By Vikram Barhat | March 9, 2011 | Last updated on March 9, 2011
3 min read

Reader Alert: Make your views known on the TMX-LSE story. Post your thoughts at the bottom of this story and vote in our poll here.

With the right fiscal foundation, Canada can successfully meet the challenges of new domestic and global investment boom, according Jim Prentice, senior executive vice president and vice chairman of CIBC.

Speaking to the Canadian Club of Toronto in his first speaking engagement as a banker, the former Minster of Industry said Canada’s demand for capital has never been higher and that the country must retain regulatory control in the face of the proposed TMX-LSE merger.

“The proposed merger is less about ownership than it is about regulatory control,” said Prentice. “Canada has to retain the capacity to regulate in order to advance our national interest.”

Praising the role of Canadian regulations during the financial crisis, he insisted they must not be “watered down” as the result of the exchange consolidation.

“It’s not about ideology… it’s about advancing Canadian interests,” he said, demanding assurances that key Canadian interests will be kept front and centre.

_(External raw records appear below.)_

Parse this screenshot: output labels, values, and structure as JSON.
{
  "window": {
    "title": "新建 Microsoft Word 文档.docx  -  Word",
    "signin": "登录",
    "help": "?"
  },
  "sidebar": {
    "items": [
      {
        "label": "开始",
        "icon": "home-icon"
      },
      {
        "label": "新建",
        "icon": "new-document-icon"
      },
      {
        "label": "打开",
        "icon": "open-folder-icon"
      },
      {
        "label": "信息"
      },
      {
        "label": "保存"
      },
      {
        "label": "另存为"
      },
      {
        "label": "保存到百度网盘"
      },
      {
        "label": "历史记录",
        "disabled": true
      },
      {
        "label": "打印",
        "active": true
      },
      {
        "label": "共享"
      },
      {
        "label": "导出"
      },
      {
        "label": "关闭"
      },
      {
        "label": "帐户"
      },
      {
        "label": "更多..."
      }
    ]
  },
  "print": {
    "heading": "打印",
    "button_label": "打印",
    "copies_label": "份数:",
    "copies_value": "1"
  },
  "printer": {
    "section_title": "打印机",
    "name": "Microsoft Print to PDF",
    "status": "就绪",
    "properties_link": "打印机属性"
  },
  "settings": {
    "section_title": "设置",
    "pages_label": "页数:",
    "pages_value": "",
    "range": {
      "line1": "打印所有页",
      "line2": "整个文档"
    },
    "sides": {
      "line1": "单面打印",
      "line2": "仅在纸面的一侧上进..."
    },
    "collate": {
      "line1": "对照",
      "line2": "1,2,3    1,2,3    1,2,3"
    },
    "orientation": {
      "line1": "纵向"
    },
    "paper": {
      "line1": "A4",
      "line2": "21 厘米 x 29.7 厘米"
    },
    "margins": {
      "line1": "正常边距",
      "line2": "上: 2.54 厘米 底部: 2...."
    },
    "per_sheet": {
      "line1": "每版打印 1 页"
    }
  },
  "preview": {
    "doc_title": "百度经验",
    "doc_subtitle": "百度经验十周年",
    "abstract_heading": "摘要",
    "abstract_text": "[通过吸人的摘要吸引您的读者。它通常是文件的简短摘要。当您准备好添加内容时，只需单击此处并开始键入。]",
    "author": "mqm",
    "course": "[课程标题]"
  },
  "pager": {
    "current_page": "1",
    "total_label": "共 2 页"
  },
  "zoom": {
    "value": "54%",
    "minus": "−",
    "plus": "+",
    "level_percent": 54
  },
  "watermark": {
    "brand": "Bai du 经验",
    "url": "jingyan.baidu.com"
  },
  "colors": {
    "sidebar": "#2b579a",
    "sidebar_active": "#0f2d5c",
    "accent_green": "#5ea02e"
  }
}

One of them is continued access to both domestic and global capital that fuels a nation’s economic growth. “We are a small country with a huge appetite for capital.”

Canadian needs are distinctive, he stressed. “No other country in the world is leading energy projects on Canada’s scale.”

Prentice pointed out that the Canadian financial sector has performed well by playing to its own rules. “That has been to the benefit of Canadian consumers, businesses and, ultimately, Canadian taxpayers.”

He expressed concern over challenges presented by integration of Canadian provincial and national regulation into global framework. Current global events require Canadians to weigh the practical merits, not the ideology, of stock exchange mergers, he said.

“We should focus our efforts on determining what specific conditions this transaction or any future transaction must meet to ensure Canadian capital markets continue to succeed and prosper.”

Prentice underscored the need for assuring international investors that Canada remains open for business and Canadian firms continue to have the right access to capital.

“This is about competing in the international markets and winning; it is about being ready to capitalize on international investments that will transform our country and the planet.”

The global investment boom, he said, will bring significant competitive pressure from emerging markets both in terms of capital availability and cost.

Rapid urbanization in Asian countries is transforming the developing world as we know it. In 10 years China will have 44 cities larger than Toronto; India will have another 11. “Consider the investment required to meet the needs in the rest of China, in India, in Indonesia, in Mexico and in Brazil,” he said. “Imagine the rate of investment entailed by all of this as it continues, not just for years, but for decades.”

Global investment in infrastructure and production was about $4.5 trillion thirty years ago; in 2008 it stood at $10.7 trillion and by 2030 it is estimated to reach $24 trillion. “In a world such as this, Canada can’t hang back,” he said. “We need to be ambitious; we need to be entrepreneurial and we need to be practical-minded in terms of positioning ourselves in order to compete and win.”

Prentice detailed some key elements of the game plan needed for Canada to excel and prevail in the global arena. Diversifying Canada “beyond our safe North American market” topped the list. Also, Canada must continue to “move up the commodity value chain by doing more with our natural resources.”

The country must showcase its capacity for global leadership and enable local global champions to compete and win, he stressed, adding that Toronto must maintain its leadership position in world capital markets.

Opening and closing his speech with references to hockey, Prentice explicitly recommended that Canada continue to sharpen its competitive edge if it’s in it to win it.

Vikram Barhat